How patient are you? I hate it when things don't go fast enough…. Do we need to learn to be patient? Or is it heatlhy to want to speed things up? Here in Puglia, South Italy, living on a construction site, I am confronted daily with situations testing my patience. Construction workers arrive late, or much earlier than agreed, or sometimes don't come at all. Material is delivered much later than expected. Suppliers can't find the address, but don't bother to call or view the Google maps location, which I always include. My neighbor Mario, who has built my tiny house, laughs at me every time I want to do something quickly, which of course never works. He says, “Esther, you have to learn to be patient. That's how it works here.” And yes, maybe that's why I ended up in Puglia, to learn to be patient. But my drive for efficiency is being put to the test. What's more important? Efficiency, or feeling relaxed?
Working on vacation, or vacationing while working. 'Workation' is actually a combination of the words work and vacation. It is sometimes called remote working. Remote work means not working in the office; so it can also be done at home. The meaning of a workation is that you are both away from the office and away from home.
The past month has been a chaos of movements. From Amsterdam to Italy, via friends in Portugal to Miami, and with various stops back to Italy, where I am still staying in an Airbnb because my house is not ready yet. It makes me feel restless, but I know that peace will soon come; when I can finally move to my Tiny House and start decorating it. The end is in sight. In the meantime, I have daily WhatsApp contact with a friend in Hawaii who is temporarily homeless. There is a housing crisis since corona because many Americans have moved from the mainland to the islands, making both purchasing or renting a place impossible or unaffordable. My friend lives in her car and is completely in survival mode, with no hope of things getting better. Several coaching clients are about to give up their homes to travel in a motorhome and become entrepreneurs. Although that is a conscious choice for them, it also causes stress. All this makes you think. What does (at) home mean? Is home a physical place? Is it 'where the heart is'? Is it where your laptop automatically recognizes the WiFi? 😜 A few reflections for this month, so that you can determine what (at) home means to you.

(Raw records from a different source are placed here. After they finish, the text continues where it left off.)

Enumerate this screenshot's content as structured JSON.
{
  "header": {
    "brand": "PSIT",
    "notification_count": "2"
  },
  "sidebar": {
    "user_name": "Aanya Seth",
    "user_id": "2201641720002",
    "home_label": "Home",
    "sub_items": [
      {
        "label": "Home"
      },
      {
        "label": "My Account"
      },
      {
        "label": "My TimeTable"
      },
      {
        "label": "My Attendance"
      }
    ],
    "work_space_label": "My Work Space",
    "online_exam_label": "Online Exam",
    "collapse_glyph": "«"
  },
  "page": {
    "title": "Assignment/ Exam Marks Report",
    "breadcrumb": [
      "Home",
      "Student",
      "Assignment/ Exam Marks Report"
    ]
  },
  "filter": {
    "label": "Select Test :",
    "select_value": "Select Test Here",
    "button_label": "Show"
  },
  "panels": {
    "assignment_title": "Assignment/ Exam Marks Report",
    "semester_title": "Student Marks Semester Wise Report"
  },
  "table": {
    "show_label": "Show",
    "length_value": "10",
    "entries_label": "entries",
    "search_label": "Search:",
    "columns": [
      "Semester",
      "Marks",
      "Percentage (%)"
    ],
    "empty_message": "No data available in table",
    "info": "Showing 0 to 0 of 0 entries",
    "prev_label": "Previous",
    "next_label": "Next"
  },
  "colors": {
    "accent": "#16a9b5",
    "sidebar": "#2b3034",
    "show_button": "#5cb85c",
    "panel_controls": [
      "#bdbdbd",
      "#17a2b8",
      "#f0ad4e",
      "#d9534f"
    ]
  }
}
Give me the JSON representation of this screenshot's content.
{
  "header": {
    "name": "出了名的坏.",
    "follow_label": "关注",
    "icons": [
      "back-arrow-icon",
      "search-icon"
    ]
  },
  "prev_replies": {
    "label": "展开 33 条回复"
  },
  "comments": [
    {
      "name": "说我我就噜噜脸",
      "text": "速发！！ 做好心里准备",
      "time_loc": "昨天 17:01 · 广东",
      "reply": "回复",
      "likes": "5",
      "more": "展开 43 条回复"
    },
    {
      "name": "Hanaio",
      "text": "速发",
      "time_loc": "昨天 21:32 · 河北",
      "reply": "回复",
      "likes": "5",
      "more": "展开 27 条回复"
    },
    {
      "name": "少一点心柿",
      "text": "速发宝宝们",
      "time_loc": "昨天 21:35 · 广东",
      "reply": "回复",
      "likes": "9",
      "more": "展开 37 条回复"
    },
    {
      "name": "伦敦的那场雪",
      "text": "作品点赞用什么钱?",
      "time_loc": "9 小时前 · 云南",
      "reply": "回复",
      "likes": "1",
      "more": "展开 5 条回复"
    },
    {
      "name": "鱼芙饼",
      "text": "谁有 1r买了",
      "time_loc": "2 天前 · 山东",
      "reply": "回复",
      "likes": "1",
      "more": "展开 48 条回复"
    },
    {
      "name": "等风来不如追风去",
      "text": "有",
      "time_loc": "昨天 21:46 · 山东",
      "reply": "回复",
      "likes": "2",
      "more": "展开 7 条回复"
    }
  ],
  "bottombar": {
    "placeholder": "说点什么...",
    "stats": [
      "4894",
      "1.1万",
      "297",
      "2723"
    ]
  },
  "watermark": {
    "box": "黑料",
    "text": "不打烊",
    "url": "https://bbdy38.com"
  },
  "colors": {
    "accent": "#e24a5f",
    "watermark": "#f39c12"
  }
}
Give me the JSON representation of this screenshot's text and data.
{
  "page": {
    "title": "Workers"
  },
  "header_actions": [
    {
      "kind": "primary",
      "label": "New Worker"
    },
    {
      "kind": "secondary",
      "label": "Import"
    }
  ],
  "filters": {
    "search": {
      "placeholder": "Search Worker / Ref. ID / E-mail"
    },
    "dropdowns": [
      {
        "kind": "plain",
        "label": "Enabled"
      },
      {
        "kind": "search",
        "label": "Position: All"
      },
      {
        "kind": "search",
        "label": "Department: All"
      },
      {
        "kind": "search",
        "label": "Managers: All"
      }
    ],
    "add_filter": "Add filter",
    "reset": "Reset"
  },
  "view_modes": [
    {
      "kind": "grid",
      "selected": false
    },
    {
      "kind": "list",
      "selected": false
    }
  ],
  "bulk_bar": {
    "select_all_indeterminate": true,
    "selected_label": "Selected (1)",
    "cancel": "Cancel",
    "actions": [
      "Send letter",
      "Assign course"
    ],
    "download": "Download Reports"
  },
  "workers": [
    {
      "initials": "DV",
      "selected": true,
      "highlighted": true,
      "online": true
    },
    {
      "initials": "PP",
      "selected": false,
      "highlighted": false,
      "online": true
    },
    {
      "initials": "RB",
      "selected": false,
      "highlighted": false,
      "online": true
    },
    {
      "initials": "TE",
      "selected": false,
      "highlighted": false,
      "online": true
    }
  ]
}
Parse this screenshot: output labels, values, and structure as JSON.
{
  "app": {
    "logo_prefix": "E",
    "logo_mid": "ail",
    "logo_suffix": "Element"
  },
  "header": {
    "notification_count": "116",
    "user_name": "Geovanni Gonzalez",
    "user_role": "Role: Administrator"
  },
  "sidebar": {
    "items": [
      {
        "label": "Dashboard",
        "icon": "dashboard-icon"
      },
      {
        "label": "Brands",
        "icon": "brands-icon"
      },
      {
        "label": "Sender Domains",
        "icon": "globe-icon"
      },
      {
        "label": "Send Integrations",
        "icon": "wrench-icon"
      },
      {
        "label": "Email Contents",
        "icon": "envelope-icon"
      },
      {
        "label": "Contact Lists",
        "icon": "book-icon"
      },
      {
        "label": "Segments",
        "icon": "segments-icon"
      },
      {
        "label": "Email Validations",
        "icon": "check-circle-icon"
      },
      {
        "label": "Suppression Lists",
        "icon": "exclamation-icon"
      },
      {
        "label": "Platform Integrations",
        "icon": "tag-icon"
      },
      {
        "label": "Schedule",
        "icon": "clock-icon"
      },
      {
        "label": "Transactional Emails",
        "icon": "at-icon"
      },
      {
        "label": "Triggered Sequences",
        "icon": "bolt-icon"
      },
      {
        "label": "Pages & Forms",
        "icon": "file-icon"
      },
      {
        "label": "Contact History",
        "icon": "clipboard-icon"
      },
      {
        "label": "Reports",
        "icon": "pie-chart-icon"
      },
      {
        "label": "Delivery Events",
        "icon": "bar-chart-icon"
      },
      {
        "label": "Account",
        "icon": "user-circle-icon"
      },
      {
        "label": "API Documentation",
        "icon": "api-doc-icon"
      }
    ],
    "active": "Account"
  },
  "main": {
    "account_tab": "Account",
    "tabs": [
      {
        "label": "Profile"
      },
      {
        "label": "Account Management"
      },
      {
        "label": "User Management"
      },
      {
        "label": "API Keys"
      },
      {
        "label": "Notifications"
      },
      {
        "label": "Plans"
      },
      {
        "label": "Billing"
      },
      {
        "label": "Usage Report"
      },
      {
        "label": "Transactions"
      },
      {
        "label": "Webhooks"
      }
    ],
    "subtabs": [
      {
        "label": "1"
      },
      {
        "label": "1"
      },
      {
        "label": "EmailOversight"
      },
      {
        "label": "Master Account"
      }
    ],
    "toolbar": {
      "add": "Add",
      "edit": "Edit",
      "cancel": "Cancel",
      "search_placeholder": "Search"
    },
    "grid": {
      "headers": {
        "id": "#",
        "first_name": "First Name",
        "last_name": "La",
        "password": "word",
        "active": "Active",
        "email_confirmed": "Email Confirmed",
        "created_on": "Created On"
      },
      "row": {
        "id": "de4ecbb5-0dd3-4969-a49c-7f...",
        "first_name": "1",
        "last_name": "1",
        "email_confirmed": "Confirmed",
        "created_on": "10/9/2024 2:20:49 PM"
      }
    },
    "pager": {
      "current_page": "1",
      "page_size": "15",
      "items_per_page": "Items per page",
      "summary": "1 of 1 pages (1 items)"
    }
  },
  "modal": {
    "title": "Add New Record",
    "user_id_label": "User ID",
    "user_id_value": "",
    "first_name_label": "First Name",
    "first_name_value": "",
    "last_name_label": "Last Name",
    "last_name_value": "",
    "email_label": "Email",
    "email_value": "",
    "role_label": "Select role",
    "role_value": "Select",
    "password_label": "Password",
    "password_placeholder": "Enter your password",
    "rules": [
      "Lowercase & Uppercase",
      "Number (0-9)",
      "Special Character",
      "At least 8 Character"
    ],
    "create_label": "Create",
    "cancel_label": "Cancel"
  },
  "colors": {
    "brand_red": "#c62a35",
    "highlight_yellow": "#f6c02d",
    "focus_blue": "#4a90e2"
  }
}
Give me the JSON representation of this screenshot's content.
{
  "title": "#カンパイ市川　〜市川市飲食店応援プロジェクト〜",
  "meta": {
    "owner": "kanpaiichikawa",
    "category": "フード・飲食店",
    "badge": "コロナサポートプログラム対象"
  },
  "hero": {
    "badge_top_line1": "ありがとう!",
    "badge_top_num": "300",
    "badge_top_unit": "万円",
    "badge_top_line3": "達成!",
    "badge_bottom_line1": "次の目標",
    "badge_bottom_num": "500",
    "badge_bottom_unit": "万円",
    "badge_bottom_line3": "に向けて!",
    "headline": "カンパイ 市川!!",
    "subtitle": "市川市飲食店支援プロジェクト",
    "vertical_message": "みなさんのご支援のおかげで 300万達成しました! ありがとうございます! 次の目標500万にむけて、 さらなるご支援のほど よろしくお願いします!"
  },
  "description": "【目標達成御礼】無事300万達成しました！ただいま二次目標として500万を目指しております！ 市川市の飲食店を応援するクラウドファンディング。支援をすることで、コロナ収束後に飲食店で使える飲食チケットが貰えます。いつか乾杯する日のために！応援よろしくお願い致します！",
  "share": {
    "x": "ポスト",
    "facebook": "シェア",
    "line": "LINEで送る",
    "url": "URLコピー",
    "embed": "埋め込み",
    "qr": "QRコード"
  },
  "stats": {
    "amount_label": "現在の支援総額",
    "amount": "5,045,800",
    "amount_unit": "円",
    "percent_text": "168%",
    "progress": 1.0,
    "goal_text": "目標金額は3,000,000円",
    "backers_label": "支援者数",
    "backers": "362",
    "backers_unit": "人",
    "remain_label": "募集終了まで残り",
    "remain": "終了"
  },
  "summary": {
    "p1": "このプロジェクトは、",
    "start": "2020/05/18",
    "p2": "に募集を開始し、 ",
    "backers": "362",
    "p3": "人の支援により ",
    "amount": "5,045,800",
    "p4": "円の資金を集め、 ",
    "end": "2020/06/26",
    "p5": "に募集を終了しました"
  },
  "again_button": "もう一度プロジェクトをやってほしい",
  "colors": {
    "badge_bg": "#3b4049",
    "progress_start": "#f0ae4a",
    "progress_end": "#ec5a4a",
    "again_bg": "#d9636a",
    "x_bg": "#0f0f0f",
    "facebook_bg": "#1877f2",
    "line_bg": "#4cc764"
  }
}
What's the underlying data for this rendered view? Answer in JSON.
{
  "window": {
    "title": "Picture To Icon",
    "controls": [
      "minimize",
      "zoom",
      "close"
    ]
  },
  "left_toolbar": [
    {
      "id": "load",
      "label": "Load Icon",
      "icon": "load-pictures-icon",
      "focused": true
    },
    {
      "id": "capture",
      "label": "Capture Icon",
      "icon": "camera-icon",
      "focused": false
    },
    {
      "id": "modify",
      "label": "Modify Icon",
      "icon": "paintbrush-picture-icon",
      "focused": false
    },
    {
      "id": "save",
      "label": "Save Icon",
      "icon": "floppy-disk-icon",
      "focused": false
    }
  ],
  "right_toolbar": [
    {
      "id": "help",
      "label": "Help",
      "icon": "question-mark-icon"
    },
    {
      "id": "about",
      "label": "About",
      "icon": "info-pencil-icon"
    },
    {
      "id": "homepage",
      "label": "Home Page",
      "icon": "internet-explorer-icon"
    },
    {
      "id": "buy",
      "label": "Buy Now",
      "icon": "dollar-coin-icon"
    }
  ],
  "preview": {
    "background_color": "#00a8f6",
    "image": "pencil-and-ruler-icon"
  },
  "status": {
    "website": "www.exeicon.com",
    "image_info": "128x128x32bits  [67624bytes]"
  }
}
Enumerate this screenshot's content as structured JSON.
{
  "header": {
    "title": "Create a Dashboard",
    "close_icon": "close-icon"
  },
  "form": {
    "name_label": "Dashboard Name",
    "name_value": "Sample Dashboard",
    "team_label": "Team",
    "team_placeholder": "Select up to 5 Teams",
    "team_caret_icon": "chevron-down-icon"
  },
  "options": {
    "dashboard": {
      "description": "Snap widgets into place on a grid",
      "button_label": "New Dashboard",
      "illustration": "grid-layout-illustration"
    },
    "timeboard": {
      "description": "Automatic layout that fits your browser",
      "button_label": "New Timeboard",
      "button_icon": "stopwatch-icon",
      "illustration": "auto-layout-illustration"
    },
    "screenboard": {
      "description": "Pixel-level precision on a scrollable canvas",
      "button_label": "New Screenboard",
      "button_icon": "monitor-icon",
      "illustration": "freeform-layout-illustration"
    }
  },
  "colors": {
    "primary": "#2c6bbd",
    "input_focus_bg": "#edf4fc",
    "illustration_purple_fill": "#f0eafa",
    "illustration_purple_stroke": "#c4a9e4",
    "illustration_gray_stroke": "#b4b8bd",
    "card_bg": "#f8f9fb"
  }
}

Everyone enjoys watching those reality TV shows where a couple with a romantic idea emigrates to a far-off country to fix up a ruin. They often have no idea what they are getting into and sometimes don't even speak the language. And here I am, car fully loaded, on my way to Puglia, Italy... Planning to live there for the next 9 months, perhaps longer, and to supervise three construction projects. Fortunately, I already speak some Italian, but there will be plenty of challenges. My main question at the moment, however, is more personal: am I traveling towards something, or do I want to get away from something? On the one hand, I want to get away from the messy breakup in Amsterdam (unfortunately the conscious uncoupling did not turn out to be so conscious after all...) and recover on my land in Italy. But on the other hand I also really want to be THERE, surrounded by my olive trees, enjoying them as long as I can, and try to save them with all my energy and creativity. I want to build a new base, connect with the earth, and just BE. I want to create a place where others can also 'land'. Will you join me on this journey?
When I found out that the olive trees on my TinyTrullo land are infected with the deadly Xylella virus, I wrote this blog, hoping I could find a solution. Many people responded with concern, others came up with possible solutions, and some helped by adopting an olive tree. Those adoptions help to finance the various experiments.